Abdurahman Benyezza of Eni presents an overview of the oil and gas industry in Tunisia—an old oil country with a new focus on developing gas fields. His theme is to highlight how an emerging economy is trying to ensure the energy supplies needed to sustain economic growth.—Francesco Verre, Editor, Economist's Corner
Traditionally not listed among the world’s big oil producers, Tunisia for many years produced hydrocarbons at levels sufficient only for internal consumption needs. For this reason, Tunisia’s energy sector often has been overlooked, with the success of the country’s economy usually associated with agriculture, tourism, and textiles.
While typically the attention of the oil and gas press focuses on oil-producing neighbors Libya and Algeria, Tunisia, nonetheless, has managed its energy resources effectively so that it has avoided excessive energy expenses and enabled the Tunisian economy to develop and grow. Increased energy demand has opened the door for oil alternatives, such as natural gas, and that now is becoming a critical resource for Tunisia.
Tunisia reached peak oil production of 114,000 B/D in 1992, and that was sufficient to meet domestic consumption requirements. Since then, oil production has fallen to an average of 69,000 B/D in 2006. With that declining trend and the impact of increasing demand as the economy has developed, Tunisia has been a net oil importer since 2000.
Tunisia’s major production statistics are summarized below.*
*World Bank website [World Development Indicators database, April (2007) and Eni World Oil & Gas Review (2007)]
Two oilfields, the Eni-operated El Borma and Adam fields, contain most of Tunisia’s oil reserves and account for most of its production, together producing 26,000 B/D. Other foreign companies, including Pioneer, BG, OMV, and Petro-Canada, also are heavily investing in Tunisia—leveraging the good technical background of the local personnel, good logistics infrastructure, and the high degree of security.
The modest 400 million bbl in reserves will not last long, with Tunisia’s internal consumption needs and continuing economic growth, and further discoveries will be needed. All of the companies now active in Tunisia are investing heavily to find and develop new reserves, in cooperation with the state-owned oil company Enterprise Tunisienne d’Activités Pétrolières.
The government is interested in attracting further foreign investment to develop many small fields that previously were considered uneconomic. Additionally, domestic refining capacity is very limited, and growing refined-product demand internally could lead to construction of new refineries, easing the burden of product imports.
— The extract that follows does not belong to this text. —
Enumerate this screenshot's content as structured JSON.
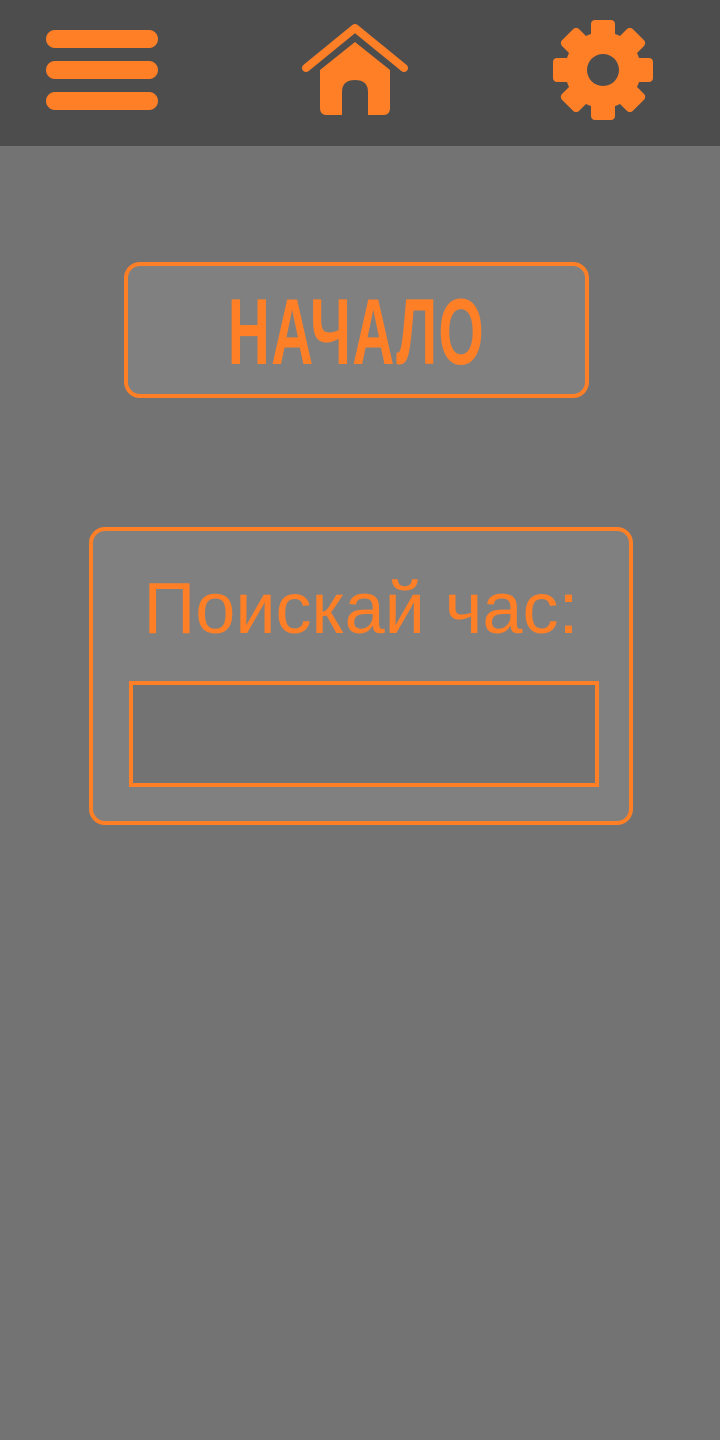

However, the major future opportunity and challenge for Tunisia is the development of its gas reserves. The country possesses 2.12 Tcf of proven reserves and until 2000 had produced cumulatively only 66 Bcf.
The main gas field in production is Miskar, on the Amilcar offshore block, which is operated by BG and contains an estimated 1 Tcf of gas.
Eni is focused strongly on gas development in Tunisia and is working on three main projects.
Overall, Tunisian field-development plans are designed to respond to national power demand that is increasing at a 7% yearly rate. Even though Tunisia does not have net oil-export income to fuel economic growth, Tunisia’s objective is to draw on the joint commitment of private oil companies and the government to make the most out of the existing assets and to focus on the exploitation of gas reserves. The government’s policy on energy exploitation and the use of the latest reservoir-management techniques are enabling Tunisia to sustain a strong level of economic growth.
Abdurahman Benyezza is Vice President, Algeria, Tunisia, Morocco, and Mali Region, Eni E&P. Before assuming his present position, he was Executive Officer, Operations and Production, Eni Oil. Previously, Abdurahman served with the Libyan National Oil Corporation as General Manager, Joint Ventures, and before that as Manager, Production and Reservoir Engineering. An active member of SPE, he was responsible for re-establishing the SPE Libyan Section and served as Chairperson for two years.